Interrogation means questions that are intentionally crafted and asked to elicit a potentially incriminating response. When responses are given in response to an interrogation, the responses must also be voluntary – in other words, they can not be the product of threats or promises that undermine the defendant’s free will. If a confession is beat out of someone with a rubber hose, that confession is inherently unreliable. Voluntariness is determined from a review of the totality of the circumstances.

Agent Of The State


An agent of the state is typically a police officer, but other governmental officers can apply. Therefore, statements made to other civilians do not trigger Miranda warnings. Statements made to a shopkeeper or a school security guard are also not made to agents of the state. In almost all circumstances, the rule only applies if statements are made to a police officer. 

How The Rule Is Applied


If no Miranda warnings were provided and you are curious if statements that you made to law enforcement will be admissible in future court proceedings or a trial, you can ask yourself the three part question: Were the statements in response to a (1) custodial (2) interrogation (3) by an agent of the state?
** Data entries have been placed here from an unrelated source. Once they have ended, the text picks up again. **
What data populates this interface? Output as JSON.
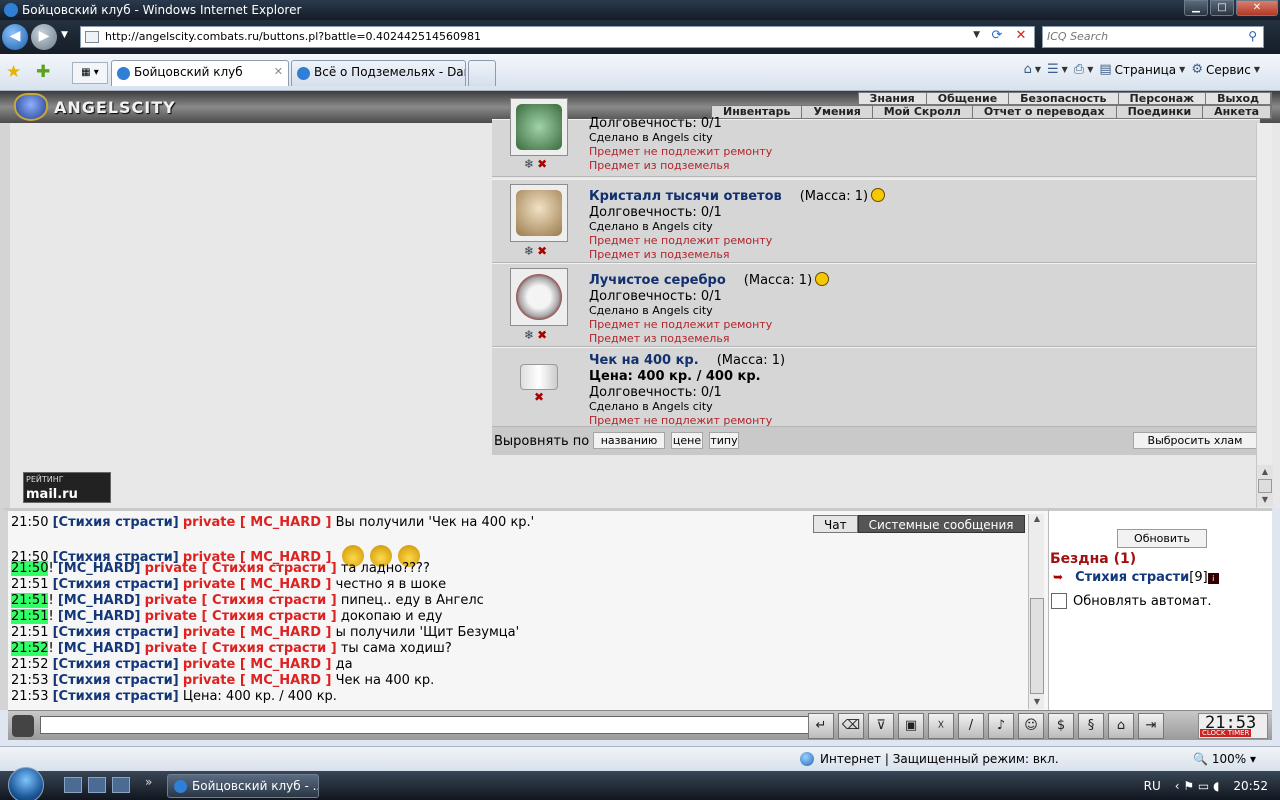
{
  "window": {
    "title": "Бойцовский клуб - Windows Internet Explorer",
    "minimize": "▁",
    "maximize": "□",
    "close": "✕"
  },
  "address": {
    "url": "http://angelscity.combats.ru/buttons.pl?battle=0.402442514560981",
    "search_placeholder": "ICQ Search"
  },
  "tabs": [
    {
      "label": "Бойцовский клуб"
    },
    {
      "label": "Всё о Подземельях - Dark..."
    }
  ],
  "commandbar": {
    "page_label": "Страница",
    "tools_label": "Сервис"
  },
  "site": {
    "logo_text": "ANGELSCITY",
    "menu_top": [
      "Знания",
      "Общение",
      "Безопасность",
      "Персонаж",
      "Выход"
    ],
    "menu_bottom": [
      "Инвентарь",
      "Умения",
      "Мой Скролл",
      "Отчет о переводах",
      "Поединки",
      "Анкета"
    ]
  },
  "inventory": {
    "partial_item": {
      "dur": "Долговечность: 0/1",
      "made": "Сделано в Angels city",
      "norepair": "Предмет не подлежит ремонту",
      "source": "Предмет из подземелья"
    },
    "items": [
      {
        "name": "Кристалл тысячи ответов",
        "mass": "(Масса: 1)",
        "dur": "Долговечность: 0/1",
        "made": "Сделано в Angels city",
        "norepair": "Предмет не подлежит ремонту",
        "source": "Предмет из подземелья"
      },
      {
        "name": "Лучистое серебро",
        "mass": "(Масса: 1)",
        "dur": "Долговечность: 0/1",
        "made": "Сделано в Angels city",
        "norepair": "Предмет не подлежит ремонту",
        "source": "Предмет из подземелья"
      },
      {
        "name": "Чек на 400 кр.",
        "mass": "(Масса: 1)",
        "price": "Цена: 400 кр. / 400 кр.",
        "dur": "Долговечность: 0/1",
        "made": "Сделано в Angels city",
        "norepair": "Предмет не подлежит ремонту"
      }
    ],
    "sort_label": "Выровнять по",
    "sort_buttons": [
      "названию",
      "цене",
      "типу"
    ],
    "trash_button": "Выбросить хлам"
  },
  "rating_widget": {
    "line1": "РЕЙТИНГ",
    "brand": "mail.ru"
  },
  "chat": {
    "tabs": [
      "Чат",
      "Системные сообщения"
    ],
    "lines": [
      {
        "time": "21:50",
        "hl": false,
        "bang": "",
        "name": "[Стихия страсти]",
        "priv": "private [ MC_HARD ]",
        "text": "Вы получили 'Чек на 400 кр.'"
      },
      {
        "time": "21:50",
        "hl": false,
        "bang": "",
        "name": "[Стихия страсти]",
        "priv": "private [ MC_HARD ]",
        "text": ""
      },
      {
        "time": "21:50",
        "hl": true,
        "bang": "!",
        "name": "[MC_HARD]",
        "priv": "private [ Стихия страсти ]",
        "text": "та ладно????"
      },
      {
        "time": "21:51",
        "hl": false,
        "bang": "",
        "name": "[Стихия страсти]",
        "priv": "private [ MC_HARD ]",
        "text": "честно я в шоке"
      },
      {
        "time": "21:51",
        "hl": true,
        "bang": "!",
        "name": "[MC_HARD]",
        "priv": "private [ Стихия страсти ]",
        "text": "пипец.. еду в Ангелс"
      },
      {
        "time": "21:51",
        "hl": true,
        "bang": "!",
        "name": "[MC_HARD]",
        "priv": "private [ Стихия страсти ]",
        "text": "докопаю и еду"
      },
      {
        "time": "21:51",
        "hl": false,
        "bang": "",
        "name": "[Стихия страсти]",
        "priv": "private [ MC_HARD ]",
        "text": "ы получили 'Щит Безумца'"
      },
      {
        "time": "21:52",
        "hl": true,
        "bang": "!",
        "name": "[MC_HARD]",
        "priv": "private [ Стихия страсти ]",
        "text": "ты сама ходиш?"
      },
      {
        "time": "21:52",
        "hl": false,
        "bang": "",
        "name": "[Стихия страсти]",
        "priv": "private [ MC_HARD ]",
        "text": "да"
      },
      {
        "time": "21:53",
        "hl": false,
        "bang": "",
        "name": "[Стихия страсти]",
        "priv": "private [ MC_HARD ]",
        "text": "Чек на 400 кр."
      },
      {
        "time": "21:53",
        "hl": false,
        "bang": "",
        "name": "[Стихия страсти]",
        "priv": "",
        "text": "Цена: 400 кр. / 400 кр."
      }
    ]
  },
  "room": {
    "refresh_button": "Обновить",
    "location": "Бездна (1)",
    "user_name": "Стихия страсти",
    "user_level": "[9]",
    "auto_label": "Обновлять автомат."
  },
  "clock": {
    "time": "21:53",
    "label": "CLOCK TIMER"
  },
  "statusbar": {
    "zone": "Интернет | Защищенный режим: вкл.",
    "zoom": "100%"
  },
  "taskbar": {
    "task_label": "Бойцовский клуб - ...",
    "lang": "RU",
    "time": "20:52"
  }
}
If the answer to any one of the three parts is yes, then statements potentially can be excluded from future Court proceedings. The process where that happens is called a 3.5 Hearing, which is short for Criminal Rule 3.5. Criminal Rule 3.5 provides:


When an accused’s statement which is subject to constitutional protection is to be offered in evidence the Court shall hold, upon demand, a hearing for the purpose of determining whether the statement is admissible.


At the 3.5 Hearing, the Court determines whether or not the statement can be introduced at trial as evidence. 3.5 hearings happen prior to trial and outside the presence of a jury. If the Court excludes a statement based on the above three part test, the jury should never hear it. Some statements are untimately suppressed, but the case would never be dismissed on this ruling alone. 

Statements NOT Protected By Miranda


Certain statements made to law enforcement do not receive these constitutional protections. Statements that are made voluntarily and not in response to a question receive no protection. For example, when a person is sitting in the back of a police car and just running their mouth, nothing they say will be protected. That person’s statements are not made in response to questions, so the exchange is not an interrogation. Hence, no constitutional protection.


Witt Law Group is a criminal defense law firm based in Kitsap County Washington. If you have a question based on your Miranda warnings, or any other criminal defense question, give one of our lawyers a call. If this topic was of interest to you, CLICK HERE to read similar posts in our Blog.